A Dictionary of Greek and Roman biography and mythology

Smith, William

A Dictionary of Greek and Roman biography and mythology. William Smith, LLD, ed. 1890

the son of Rhotestus, was king, or according to Ammianus Marcellinus (27.5), "judex" of the West Goths during their stay in Dacia. His name became first known in A. D. 367, when the Goths were attacked by the emperor Valens, who first encamped near Daphne, a fort on the Danube, from whence, after having laid a bridge of boats over this river, he entered Dacia. The Goths retired and the emperor retreated likewise after having performed but little. He intended a new campaign, but the swollen waters of the Danube inundated the surrounding country, and Valens took up his winter quarters at Marcianopolis in Moesia. In 369, however, he crossed the Danube a second time, at Noviodunum in Moesia Inferior, and defeated Athanaric who wished for peace, and who was invited by Valens to come to his camp.

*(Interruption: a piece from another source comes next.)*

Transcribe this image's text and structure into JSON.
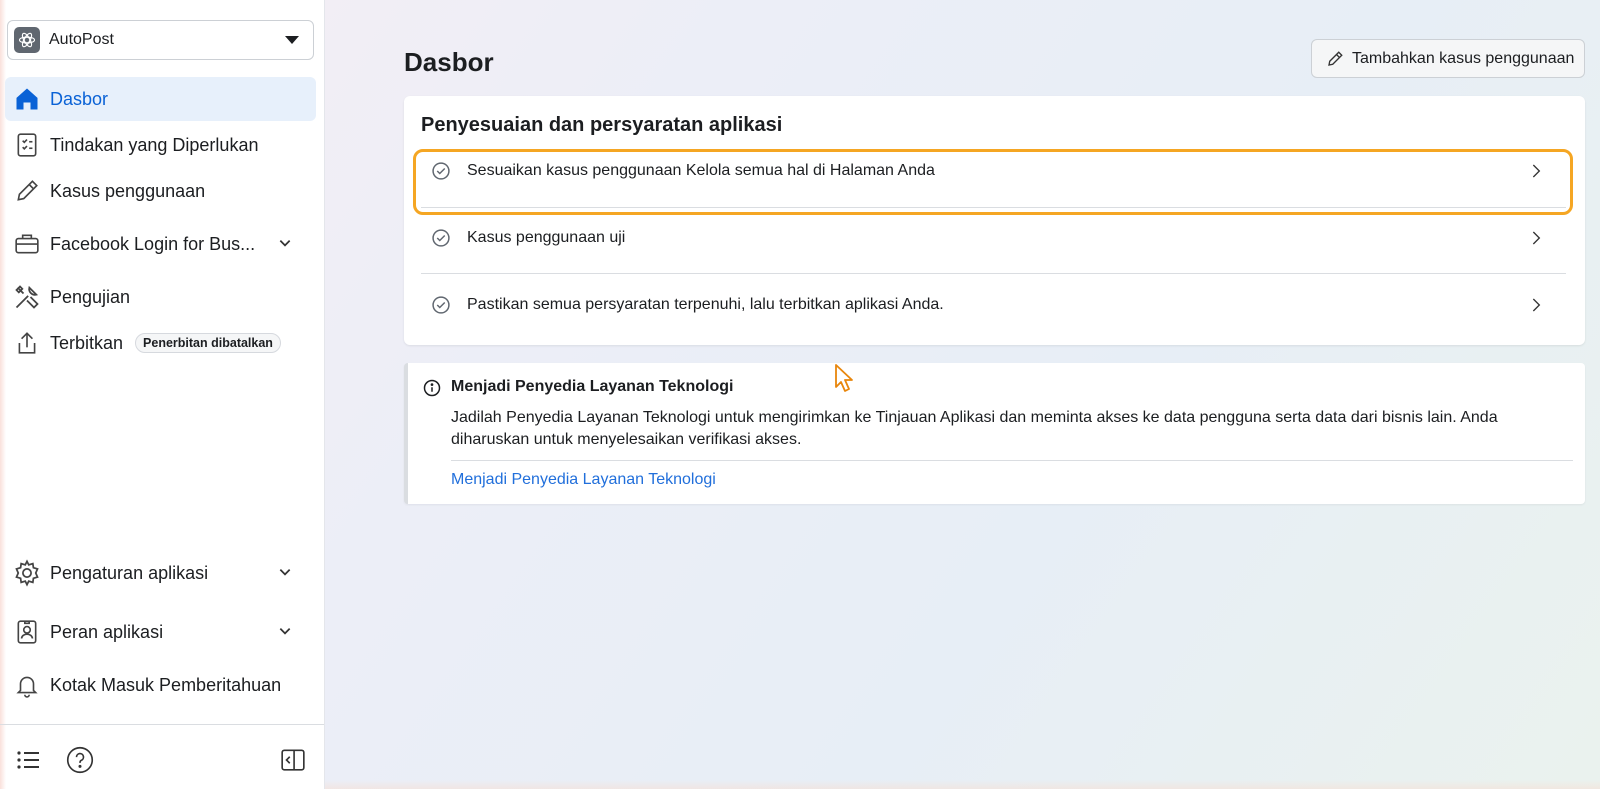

Athanaric excused himself, pretending that he had made a vow never to set his foot on the Roman territory, but he promised to the Roman ambassadors, Victor and Arinthaeus, that he would meet with the emperor in a boat on the Danube. Valens having agreed to this, peace was concluded on that river, on conditions not very heavy for the Goths, for they lost nothing; but their commerce with Moesia and Thrace was restricted to two towns on the Danube. Thence probably the title " Gothicus," which Eutropius gives to Valens in the dedication of his history.

In 373, Athanaric, who belonged to the orthodox party, was involved in a feud with Fritigern, another "judge" of the West-Goths or Thervingi, who was an Arian, and oppressed the Catholic party. In 374, the Gothic empire was invaded by the Huns. Athanaric defended the passages of the Dnieper, but the Huns crossed this river in spite of his vigilance and defeated the Goths, whereupon Athanaric retired between the Pruth and the Danube, to a strong position which he fortified by lines. His situation, however, was so dangerous, that the Goths sent ambassadors, among whom probably was Ulphilas, to the emperor Valens, for the purpose of obtaining dwelling places within the Roman empire. Valens received the ambassadors at Antioch, and promised to receive the West-Goths as " foederati." Thus the West-Goths (Thervingi) settled in Moesia, but Athanaric, faithful to his vow, refused to accompany them and retired to a stronghold in the mountains of Dacia. There he defended himself against the Iluns, as well as some Gothic chiefs, who tried to dislodge him, till in 380 he was compelled to fly. Necessity urged hint to forget his oath, he entered the Roman territory and retired to Constantinople, where the emperor Theodosius treated him with great kindness and all the respect due to his rank. He died in 381. (Amm. Marc. 27.5, 30.3; Themistius, Orat. in Valent.; Zosimus, 4.34, 35; Sozomen. 6.37; Idatius, in Fastis, Syagrio et Eucherio Coss.; Eunapius, Fraym. pp. 1819, ed. Paris.)